On the last night of the Matador on West Burnside Street in September, people took most of the bar out the door with them. The bar's final owner, Casey Maxwell, ceded the bar's many velvet paintings to valued regulars and staff.
"He said we could have everything except Scott Bakula," says bartender Nathaniel Hubbard.
Those paintings have since spread around town—although not at Maxwell's other bar, the Conquistador. One painting hangs above the entry door of Star Bar on Southeast Morrison Street. The Matador's old hand-painted sign hangs above the kitchen door at Club 21. Other toreador paintings are in the homes of the many bartenders who passed through the Matador over the years.
Some of the bars may live beyond memories, and actually revive elsewhere.
"We'll be back," says Slabtown's Rogers, who says he's already looking at places in North and Northeast Portland to create another all-ages music venue. "I've got three different people I'm talking to right now," he says. In the meantime, he's excited about the venue that Black Water Records, a punk-rock label, is starting on Northeast Broadway.
On a busy recent Thursday, David Chow of Chopsticks sat at his bar, surveying a room whose walls are papered with photographs of the many people who've sung there.
"Look at all these people," he says, his arm out toward the karaoke stage. "How can be?"
This is his catchphrase—it can mean anything—printed on the T-shirts that bear his face. After WW reported his bar was set to close, he says, his 19-year-old venue filled with customers, sometimes people he hadn't seen in years.
"I thought, 'People don't care,'" he says. "But everybody came. From Longview, they come down to buy T-shirts. Last week I have one couple who proposed marriage onstage."

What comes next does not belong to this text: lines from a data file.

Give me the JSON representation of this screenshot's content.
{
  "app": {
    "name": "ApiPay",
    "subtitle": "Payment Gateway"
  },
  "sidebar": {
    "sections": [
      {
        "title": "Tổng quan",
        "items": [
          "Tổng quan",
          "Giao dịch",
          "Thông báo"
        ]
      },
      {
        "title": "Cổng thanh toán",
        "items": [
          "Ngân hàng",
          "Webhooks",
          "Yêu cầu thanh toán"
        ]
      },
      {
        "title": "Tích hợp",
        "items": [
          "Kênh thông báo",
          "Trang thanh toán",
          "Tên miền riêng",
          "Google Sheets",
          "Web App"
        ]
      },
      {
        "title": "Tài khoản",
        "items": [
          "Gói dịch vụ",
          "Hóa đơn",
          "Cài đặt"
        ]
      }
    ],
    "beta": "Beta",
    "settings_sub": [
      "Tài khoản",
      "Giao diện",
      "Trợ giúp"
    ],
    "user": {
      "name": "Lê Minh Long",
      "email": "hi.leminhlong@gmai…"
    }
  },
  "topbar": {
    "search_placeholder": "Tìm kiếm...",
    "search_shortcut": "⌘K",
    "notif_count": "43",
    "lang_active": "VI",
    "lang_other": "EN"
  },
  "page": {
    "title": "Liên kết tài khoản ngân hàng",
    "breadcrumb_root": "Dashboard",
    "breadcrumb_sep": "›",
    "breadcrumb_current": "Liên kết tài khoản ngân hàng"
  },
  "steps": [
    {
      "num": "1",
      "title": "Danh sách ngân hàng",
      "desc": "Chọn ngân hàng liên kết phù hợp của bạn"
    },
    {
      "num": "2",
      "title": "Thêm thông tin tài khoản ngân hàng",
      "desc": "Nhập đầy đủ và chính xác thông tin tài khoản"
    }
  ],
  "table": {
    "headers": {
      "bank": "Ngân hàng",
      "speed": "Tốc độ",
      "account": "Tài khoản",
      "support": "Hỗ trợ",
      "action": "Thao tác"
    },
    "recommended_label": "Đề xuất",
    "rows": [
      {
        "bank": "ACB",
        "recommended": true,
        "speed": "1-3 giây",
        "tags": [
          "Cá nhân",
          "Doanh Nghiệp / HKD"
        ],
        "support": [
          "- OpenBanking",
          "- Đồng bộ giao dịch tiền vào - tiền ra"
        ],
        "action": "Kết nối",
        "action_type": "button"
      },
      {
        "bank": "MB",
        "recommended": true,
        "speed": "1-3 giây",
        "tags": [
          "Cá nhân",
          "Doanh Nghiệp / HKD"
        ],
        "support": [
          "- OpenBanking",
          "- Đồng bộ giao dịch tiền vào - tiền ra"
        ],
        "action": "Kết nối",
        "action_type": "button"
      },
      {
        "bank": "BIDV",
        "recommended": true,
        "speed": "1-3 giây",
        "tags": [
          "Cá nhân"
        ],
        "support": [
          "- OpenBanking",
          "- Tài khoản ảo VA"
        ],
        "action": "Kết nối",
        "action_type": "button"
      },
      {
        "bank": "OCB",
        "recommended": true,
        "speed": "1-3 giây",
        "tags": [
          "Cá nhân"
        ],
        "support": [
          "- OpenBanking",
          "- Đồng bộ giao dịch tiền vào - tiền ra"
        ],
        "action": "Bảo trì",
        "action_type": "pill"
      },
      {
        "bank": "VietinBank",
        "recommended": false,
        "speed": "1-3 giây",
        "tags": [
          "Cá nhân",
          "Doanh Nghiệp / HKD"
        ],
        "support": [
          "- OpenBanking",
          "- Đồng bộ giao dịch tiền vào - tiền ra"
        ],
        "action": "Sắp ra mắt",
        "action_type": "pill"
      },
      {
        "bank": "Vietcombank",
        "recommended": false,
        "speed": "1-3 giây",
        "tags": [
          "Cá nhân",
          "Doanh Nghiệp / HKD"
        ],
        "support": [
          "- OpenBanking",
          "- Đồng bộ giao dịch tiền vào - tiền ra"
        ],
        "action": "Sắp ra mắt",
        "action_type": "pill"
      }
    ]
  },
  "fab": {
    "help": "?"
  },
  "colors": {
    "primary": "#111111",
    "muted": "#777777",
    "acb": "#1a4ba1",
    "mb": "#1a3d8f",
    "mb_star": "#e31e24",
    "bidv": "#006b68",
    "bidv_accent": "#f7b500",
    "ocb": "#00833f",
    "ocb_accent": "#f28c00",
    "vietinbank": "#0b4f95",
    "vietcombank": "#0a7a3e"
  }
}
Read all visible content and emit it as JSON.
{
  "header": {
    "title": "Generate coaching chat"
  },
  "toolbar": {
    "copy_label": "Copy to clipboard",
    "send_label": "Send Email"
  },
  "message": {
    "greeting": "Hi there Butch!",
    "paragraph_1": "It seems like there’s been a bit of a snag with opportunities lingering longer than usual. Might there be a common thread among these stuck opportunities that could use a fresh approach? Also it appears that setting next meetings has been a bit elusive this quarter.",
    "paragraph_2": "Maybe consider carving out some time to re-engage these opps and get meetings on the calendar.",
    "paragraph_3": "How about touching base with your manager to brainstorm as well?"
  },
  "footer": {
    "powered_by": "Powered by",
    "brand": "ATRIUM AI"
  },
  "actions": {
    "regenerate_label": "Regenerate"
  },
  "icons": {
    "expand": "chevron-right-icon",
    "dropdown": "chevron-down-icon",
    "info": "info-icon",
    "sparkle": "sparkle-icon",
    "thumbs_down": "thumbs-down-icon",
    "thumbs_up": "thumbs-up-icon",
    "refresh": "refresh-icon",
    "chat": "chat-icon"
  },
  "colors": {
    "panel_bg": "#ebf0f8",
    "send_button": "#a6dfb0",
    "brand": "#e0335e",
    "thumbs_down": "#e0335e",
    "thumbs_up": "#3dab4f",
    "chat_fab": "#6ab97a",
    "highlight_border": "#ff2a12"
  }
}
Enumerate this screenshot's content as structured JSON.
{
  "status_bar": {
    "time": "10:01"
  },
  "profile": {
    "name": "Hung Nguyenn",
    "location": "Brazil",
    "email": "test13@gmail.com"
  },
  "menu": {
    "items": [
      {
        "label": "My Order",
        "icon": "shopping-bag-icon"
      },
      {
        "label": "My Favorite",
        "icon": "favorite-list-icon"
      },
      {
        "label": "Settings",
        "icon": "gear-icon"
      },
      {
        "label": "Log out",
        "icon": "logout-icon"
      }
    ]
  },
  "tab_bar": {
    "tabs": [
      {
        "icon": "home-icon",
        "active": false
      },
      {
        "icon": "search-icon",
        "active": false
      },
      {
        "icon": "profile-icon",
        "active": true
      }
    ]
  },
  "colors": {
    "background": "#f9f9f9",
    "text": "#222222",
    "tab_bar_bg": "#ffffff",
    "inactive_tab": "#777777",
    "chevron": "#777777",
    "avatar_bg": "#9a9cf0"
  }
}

"People know me," says Chow, smiling, drink in hand. "I think, I can't stop now."
Read some of our favorite bar stories from some of the bars that closed here.